Beethoven’s A Minor (Op. 23) Sonata followed, a three-movement work less popular than the neighboring “Spring” Sonata, but hardly less important. Playing from score as he did throughout, the violinist caught the slightly subdued drama of the opening movement and the duo’s flexibility of phrase and tiny rubatos were effective, as were the descending flourishes in both instruments.

Ms. McCoy’s clear articulation (with a tubby lower register piano, oddly placed at far left of the chancel) in the “q and a” Andante, Scherzo second movement spotlighted the fugal motifs, and the trills in both instruments added interest. There was humor in the off-beat accent playing.

The finale showed how the composer just can’t let go of an idea, and the playing reminded one of the piano sonatas of the period (“Tempest”) and had ample momentum, as did this splendid piece over a concise 23 minutes. It didn’t sound long at all.

After a short intermission Schumann’s A Minor Sonata, Op. 105, was heard and was with the concert’s highlight. With rich romantic legato throughout it was a big contrast to the Beethoven, and I cannot remember a North Bay performance of this work in many years. The duo had the surging emotion well in hand, though with a wide violin vibrato intonation could be pesky in the top range. Tempos and instrumental balances were fine. The performance in the Allegretto was a delight, but not note perfect.

What a pleasure was the concluding Lebhaft, the music making demands on both players in a menacing, rumbling race-horse tumult leading to a strong up scale, down scale ending.
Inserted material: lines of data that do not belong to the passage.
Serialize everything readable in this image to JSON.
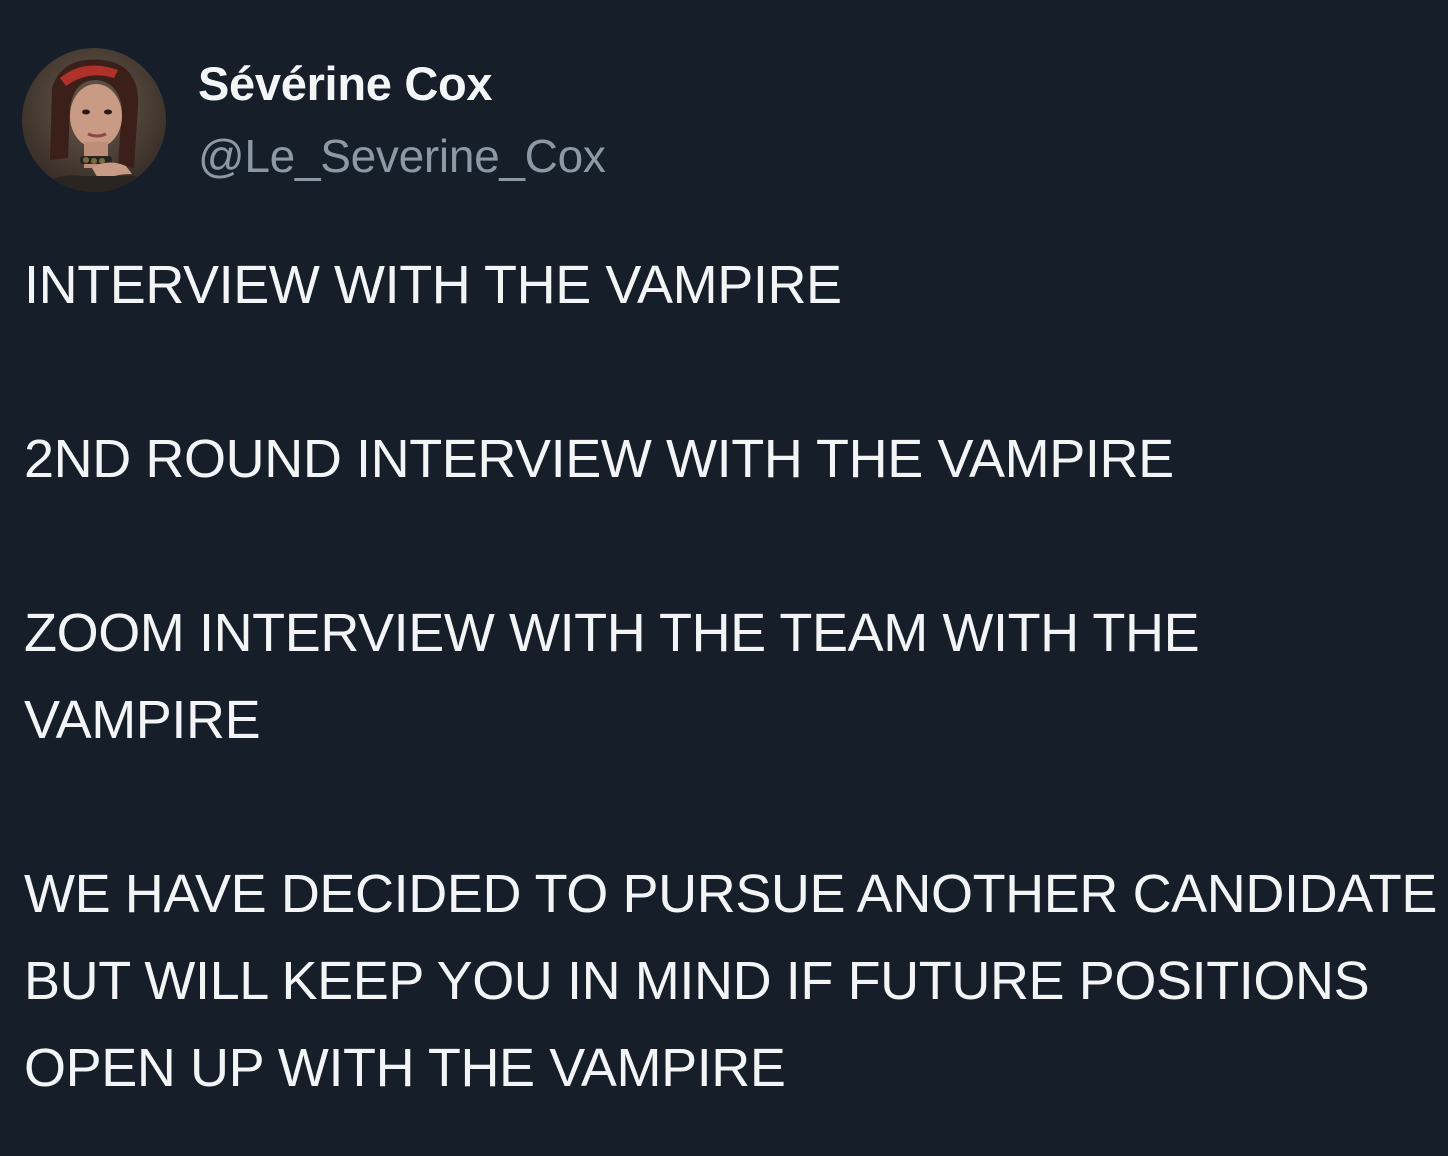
{
  "author": {
    "display_name": "Sévérine Cox",
    "handle": "@Le_Severine_Cox",
    "avatar_icon": "profile-photo"
  },
  "tweet": {
    "paragraphs": [
      "INTERVIEW WITH THE VAMPIRE",
      "2ND ROUND INTERVIEW WITH THE VAMPIRE",
      "ZOOM INTERVIEW WITH THE TEAM WITH THE VAMPIRE",
      "WE HAVE DECIDED TO PURSUE ANOTHER CANDIDATE BUT WILL KEEP YOU IN MIND IF FUTURE POSITIONS OPEN UP WITH THE VAMPIRE"
    ]
  },
  "colors": {
    "background": "#161e29",
    "text_primary": "#f3f4f5",
    "text_secondary": "#8b98a5"
  }
}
This ending is common in chamber music (example: Louis Vierne’s Piano Quintet) but no less exciting for it. There was loud applause.

Of the shorter works, Amy Beach’s affecting Romance was an antidote to the Schumann Sonata’s excitement, but clearly equally rich harmonically. In fact it was a little underplayed with less than full vibrato, but it was played with careful attention to detail and brimming with subtle charm.
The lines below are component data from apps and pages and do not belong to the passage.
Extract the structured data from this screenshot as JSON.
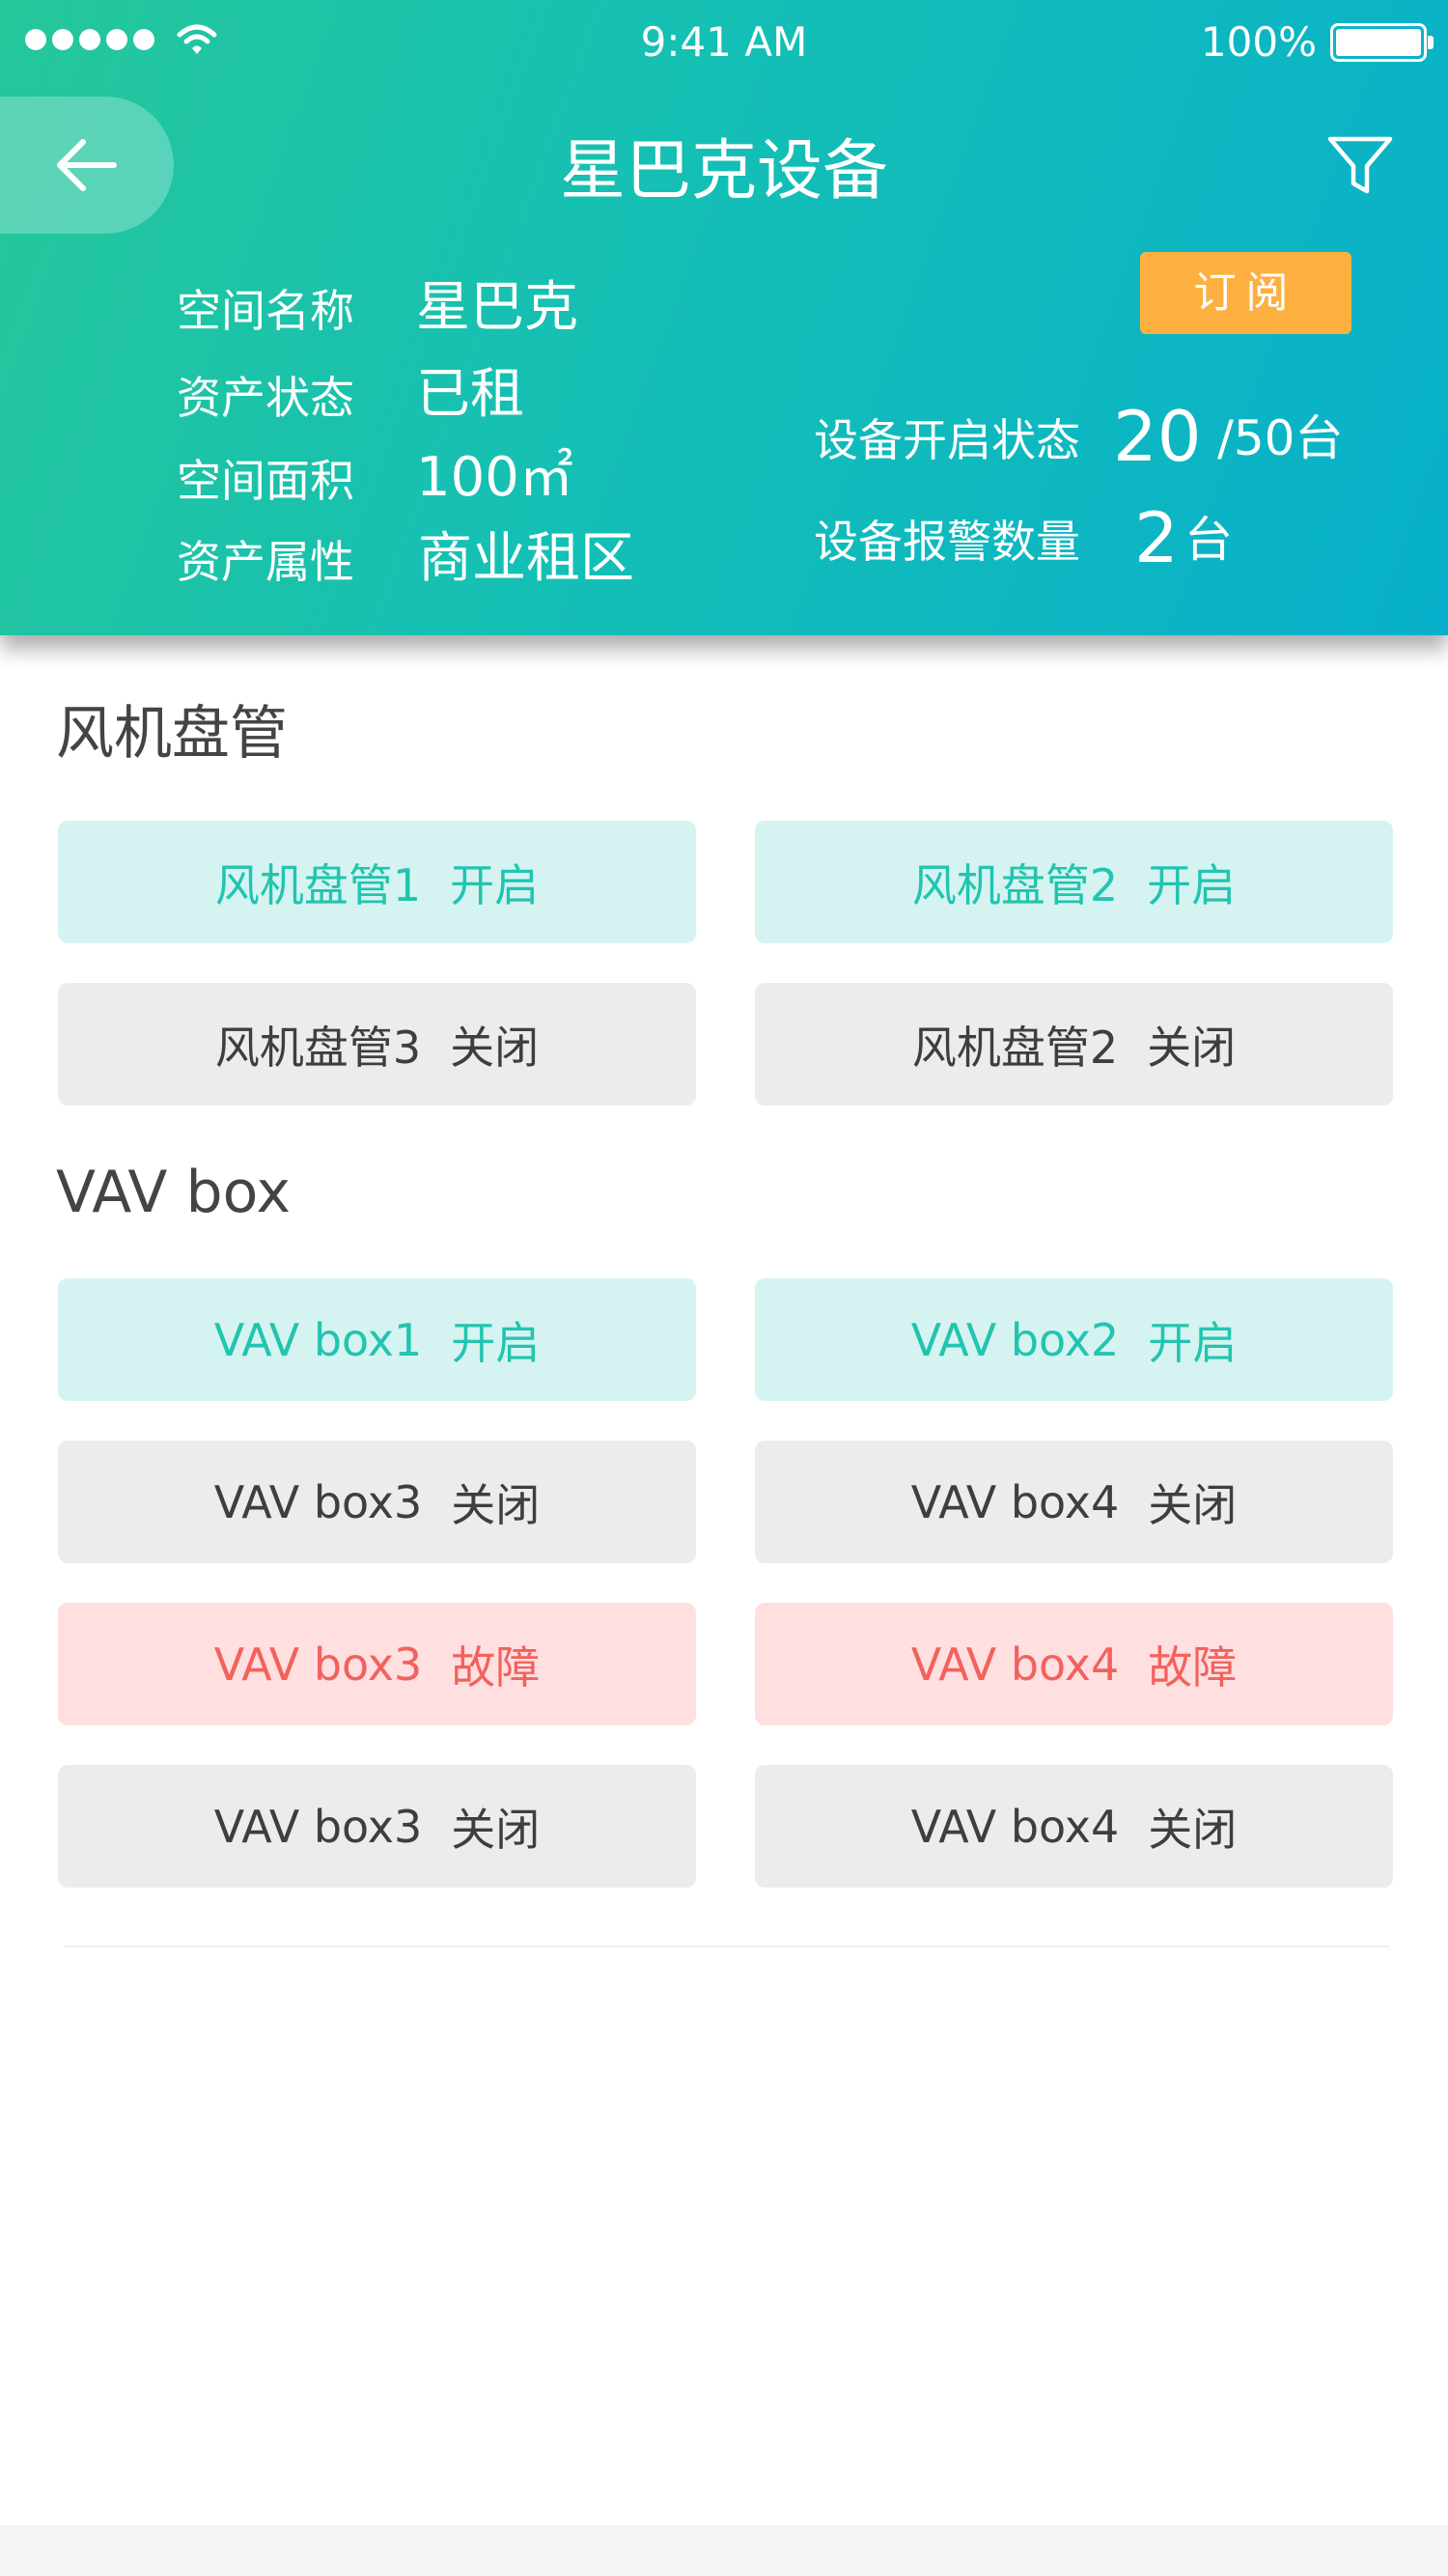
{
  "status_bar": {
    "time": "9:41 AM",
    "battery_percent": "100%",
    "signal_strength_bars": 5,
    "icons": [
      "signal-dots",
      "wifi-icon",
      "battery-icon"
    ]
  },
  "header": {
    "title": "星巴克设备",
    "back_icon": "arrow-left-icon",
    "filter_icon": "filter-icon",
    "subscribe_label": "订阅",
    "background_colors": [
      "#25c79a",
      "#07b0cb"
    ],
    "accent_color": "#fdb03f"
  },
  "space_info": [
    {
      "label": "空间名称",
      "value": "星巴克"
    },
    {
      "label": "资产状态",
      "value": "已租"
    },
    {
      "label": "空间面积",
      "value": "100㎡"
    },
    {
      "label": "资产属性",
      "value": "商业租区"
    }
  ],
  "device_stats": {
    "open_status": {
      "label": "设备开启状态",
      "value": "20",
      "unit": "/50台"
    },
    "alarm_count": {
      "label": "设备报警数量",
      "value": "2",
      "unit": "台"
    }
  },
  "sections": [
    {
      "title": "风机盘管",
      "devices": [
        {
          "name": "风机盘管1",
          "status": "开启",
          "state": "on"
        },
        {
          "name": "风机盘管2",
          "status": "开启",
          "state": "on"
        },
        {
          "name": "风机盘管3",
          "status": "关闭",
          "state": "off"
        },
        {
          "name": "风机盘管2",
          "status": "关闭",
          "state": "off"
        }
      ]
    },
    {
      "title": "VAV box",
      "devices": [
        {
          "name": "VAV box1",
          "status": "开启",
          "state": "on"
        },
        {
          "name": "VAV box2",
          "status": "开启",
          "state": "on"
        },
        {
          "name": "VAV box3",
          "status": "关闭",
          "state": "off"
        },
        {
          "name": "VAV box4",
          "status": "关闭",
          "state": "off"
        },
        {
          "name": "VAV box3",
          "status": "故障",
          "state": "fault"
        },
        {
          "name": "VAV box4",
          "status": "故障",
          "state": "fault"
        },
        {
          "name": "VAV box3",
          "status": "关闭",
          "state": "off"
        },
        {
          "name": "VAV box4",
          "status": "关闭",
          "state": "off"
        }
      ]
    }
  ],
  "status_colors": {
    "on": "#22c4b0",
    "off": "#3e3e3e",
    "fault": "#f2625d"
  }
}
Balcom’s popular Graceful Ghost Rag concluded the concert in a slow hothouse tempo befitting the Healdsburg heat wave, and Mr. McLaughlin’s double stops never faltered, albeit with a sharp and thin upper register tone. The fetching work featured the concert’s first pizzicato string playing and again exemplary accents in Ms. McCoy’s piano artistry. This work, in its original piano setting or in transcriptions, seldom fails to delight an audience, and at the last lugubrious notes silence ensued, and then a standing ovation.

The concert repeats at 4:30 July 18 at the Paul Mahder Gallery in downtown Healdsburg. Financial donations are requested.